Volvo delivers first electric truck.

Volvo Trucks announced its first electric trucks to two customers in Sweden as part of a development program to bring the electric vehicles to market.

Last year, the Swedish group announced that it would bring its electric trucks to the road in 2018 and start selling them in 2019.

Over the next few months after the announcement, they unveiled a series of different electric trucks.

In September, the company unveiled an all-electric and autonomous truck without a cab.

Volvo Trucks also launched an all-electric garbage truck with up to 200 km of range.

Finally, they also teased an upcoming new all-electric semi truck.

Germany’s autobahns are famous for having no speed limits but proposals to introduce one appear to be slowly gaining ground.

The deputy head of Germany’s Police voiced his support for a limit on Friday, calling it “crazy” that some people legally drive at 200-250 km/h. He said one in four road deaths could be prevented and tailbacks reduced if a 130km/h limit was imposed

Last week, a leaked draft document from the National Platform on the Future of Mobility, a government-appointed committee, proposed setting a speed limit of 130km/h, not on the grounds of safety but as a way to reduce pollution and limit climate change.

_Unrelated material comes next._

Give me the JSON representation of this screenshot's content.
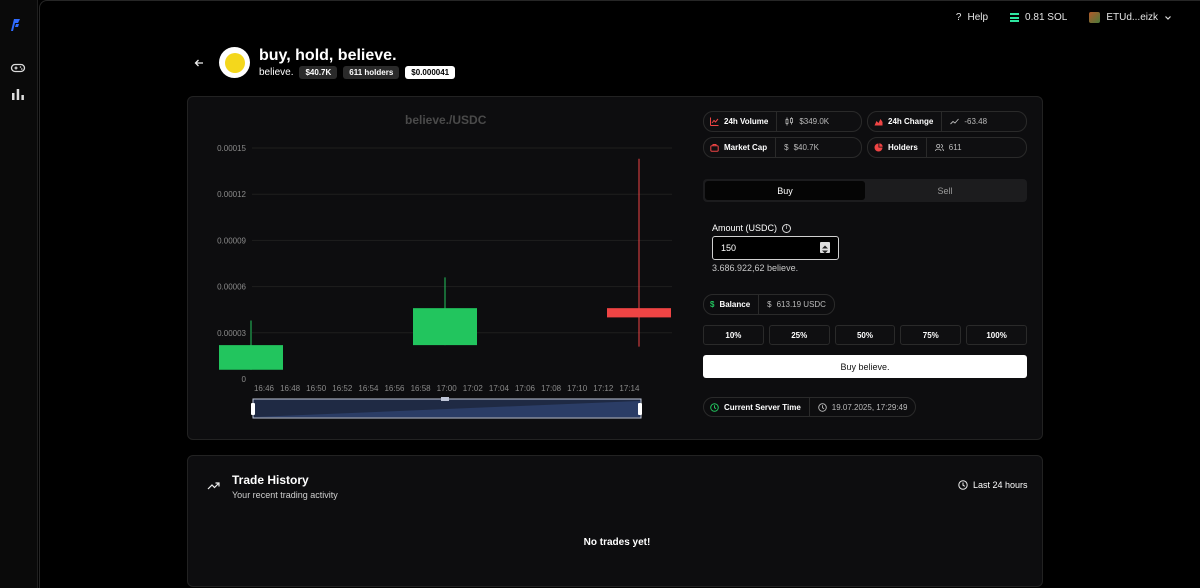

Germany could be hit with heavy EU fines if it fails to reduce emissions of greenhouse gases and poisonous nitrogen oxides. Transport emissions, which have not fallen since 1990, are a particular target for reductions.

New EU rules for truck drivers.

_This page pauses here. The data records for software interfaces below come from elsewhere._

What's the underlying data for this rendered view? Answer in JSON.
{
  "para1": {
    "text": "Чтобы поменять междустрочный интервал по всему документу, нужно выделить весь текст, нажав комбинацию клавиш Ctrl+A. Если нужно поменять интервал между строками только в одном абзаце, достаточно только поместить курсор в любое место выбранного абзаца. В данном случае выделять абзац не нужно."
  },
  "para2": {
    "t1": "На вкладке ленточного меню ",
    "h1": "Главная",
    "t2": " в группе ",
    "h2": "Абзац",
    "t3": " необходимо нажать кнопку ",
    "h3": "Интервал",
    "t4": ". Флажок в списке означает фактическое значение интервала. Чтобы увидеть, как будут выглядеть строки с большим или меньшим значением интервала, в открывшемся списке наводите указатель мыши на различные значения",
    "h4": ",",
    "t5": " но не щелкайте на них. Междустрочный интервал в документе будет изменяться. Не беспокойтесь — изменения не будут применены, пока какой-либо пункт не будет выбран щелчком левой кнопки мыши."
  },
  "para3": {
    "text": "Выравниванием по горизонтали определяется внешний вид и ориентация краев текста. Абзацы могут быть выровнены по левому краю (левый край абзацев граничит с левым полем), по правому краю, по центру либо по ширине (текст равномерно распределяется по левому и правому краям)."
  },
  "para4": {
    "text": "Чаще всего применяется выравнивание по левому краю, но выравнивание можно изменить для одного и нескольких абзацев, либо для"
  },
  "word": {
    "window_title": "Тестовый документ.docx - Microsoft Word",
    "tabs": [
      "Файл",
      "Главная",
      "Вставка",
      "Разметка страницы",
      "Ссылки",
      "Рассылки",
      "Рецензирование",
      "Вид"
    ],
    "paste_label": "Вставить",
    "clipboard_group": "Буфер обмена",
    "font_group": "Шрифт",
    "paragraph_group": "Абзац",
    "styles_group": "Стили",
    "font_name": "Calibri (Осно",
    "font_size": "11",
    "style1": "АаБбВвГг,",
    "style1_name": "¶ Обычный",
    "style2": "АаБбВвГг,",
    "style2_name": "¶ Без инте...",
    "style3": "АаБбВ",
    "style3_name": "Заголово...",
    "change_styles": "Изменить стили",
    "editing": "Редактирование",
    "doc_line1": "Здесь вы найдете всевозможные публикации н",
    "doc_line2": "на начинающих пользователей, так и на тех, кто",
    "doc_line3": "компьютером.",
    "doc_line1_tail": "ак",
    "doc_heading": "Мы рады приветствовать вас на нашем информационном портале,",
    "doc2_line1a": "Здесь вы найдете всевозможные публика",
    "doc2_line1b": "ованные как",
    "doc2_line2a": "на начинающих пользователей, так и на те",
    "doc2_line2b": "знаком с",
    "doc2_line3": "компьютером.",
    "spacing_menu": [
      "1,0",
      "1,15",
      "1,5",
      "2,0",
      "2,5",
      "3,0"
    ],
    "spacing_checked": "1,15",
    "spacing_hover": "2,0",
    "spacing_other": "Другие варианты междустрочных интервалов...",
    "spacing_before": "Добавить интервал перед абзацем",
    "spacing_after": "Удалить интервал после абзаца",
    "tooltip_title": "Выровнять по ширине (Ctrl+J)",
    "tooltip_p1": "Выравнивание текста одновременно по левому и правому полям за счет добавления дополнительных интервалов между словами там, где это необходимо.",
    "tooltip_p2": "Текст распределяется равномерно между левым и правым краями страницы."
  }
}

The new European Union regulations could make life easier for truck drivers, who have seen their who are becoming under paid and touring schedules become busier than ever.

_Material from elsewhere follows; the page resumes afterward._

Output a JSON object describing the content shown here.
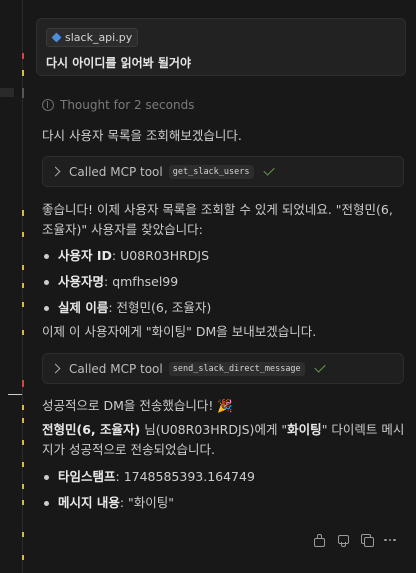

According to a recent proposal by EU transport ministers, drivers need to stick to a 45-hour break outside the trucks after being on the road for six days. This means drivers would have to return home or stay in a hotel near their current location. In Addition, the proposal envisages the same pay for drivers operating in the same place, irrespective of their origin.

According to DW, EU officials also want to end continual tours abroad lasting several weeks because these are set by making a 7-day break in the drivers’ home countries compulsory.